***** EXTRACTED INFORMATION *****
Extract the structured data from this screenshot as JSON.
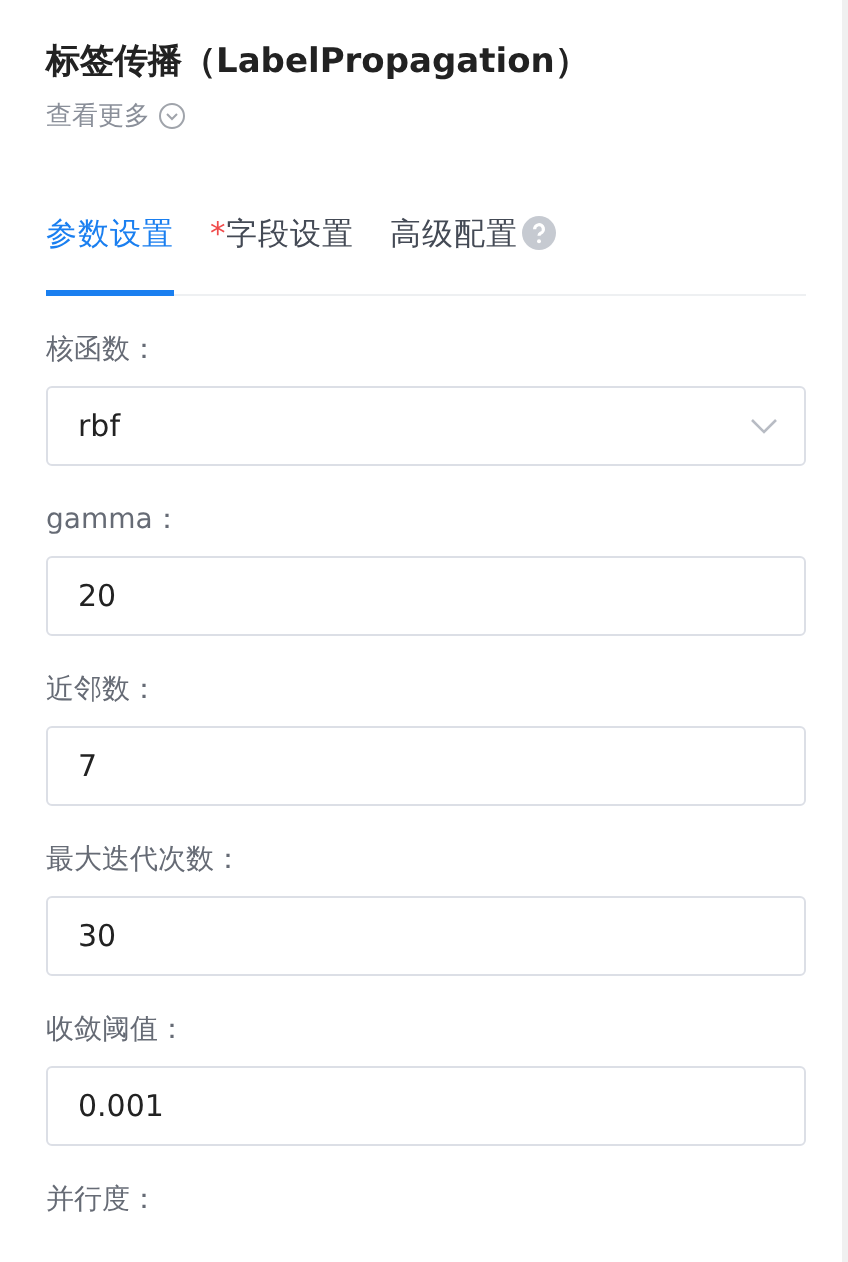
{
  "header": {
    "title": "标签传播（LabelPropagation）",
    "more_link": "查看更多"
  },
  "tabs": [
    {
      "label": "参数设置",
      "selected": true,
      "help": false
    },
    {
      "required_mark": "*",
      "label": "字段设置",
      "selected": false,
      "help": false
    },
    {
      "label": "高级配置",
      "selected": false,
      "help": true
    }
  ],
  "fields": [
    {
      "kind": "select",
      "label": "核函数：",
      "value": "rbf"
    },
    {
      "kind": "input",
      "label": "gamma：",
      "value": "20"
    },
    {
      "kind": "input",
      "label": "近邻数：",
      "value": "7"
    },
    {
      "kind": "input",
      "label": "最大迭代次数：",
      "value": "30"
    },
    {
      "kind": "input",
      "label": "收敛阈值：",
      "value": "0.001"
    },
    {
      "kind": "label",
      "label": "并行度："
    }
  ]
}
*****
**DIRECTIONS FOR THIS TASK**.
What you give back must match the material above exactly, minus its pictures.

**FINISHED TASK**.
Extract the structured data from this screenshot as JSON.
{
  "header": {
    "title": "标签传播（LabelPropagation）",
    "more_link": "查看更多"
  },
  "tabs": [
    {
      "label": "参数设置",
      "selected": true,
      "help": false
    },
    {
      "required_mark": "*",
      "label": "字段设置",
      "selected": false,
      "help": false
    },
    {
      "label": "高级配置",
      "selected": false,
      "help": true
    }
  ],
  "fields": [
    {
      "kind": "select",
      "label": "核函数：",
      "value": "rbf"
    },
    {
      "kind": "input",
      "label": "gamma：",
      "value": "20"
    },
    {
      "kind": "input",
      "label": "近邻数：",
      "value": "7"
    },
    {
      "kind": "input",
      "label": "最大迭代次数：",
      "value": "30"
    },
    {
      "kind": "input",
      "label": "收敛阈值：",
      "value": "0.001"
    },
    {
      "kind": "label",
      "label": "并行度："
    }
  ]
}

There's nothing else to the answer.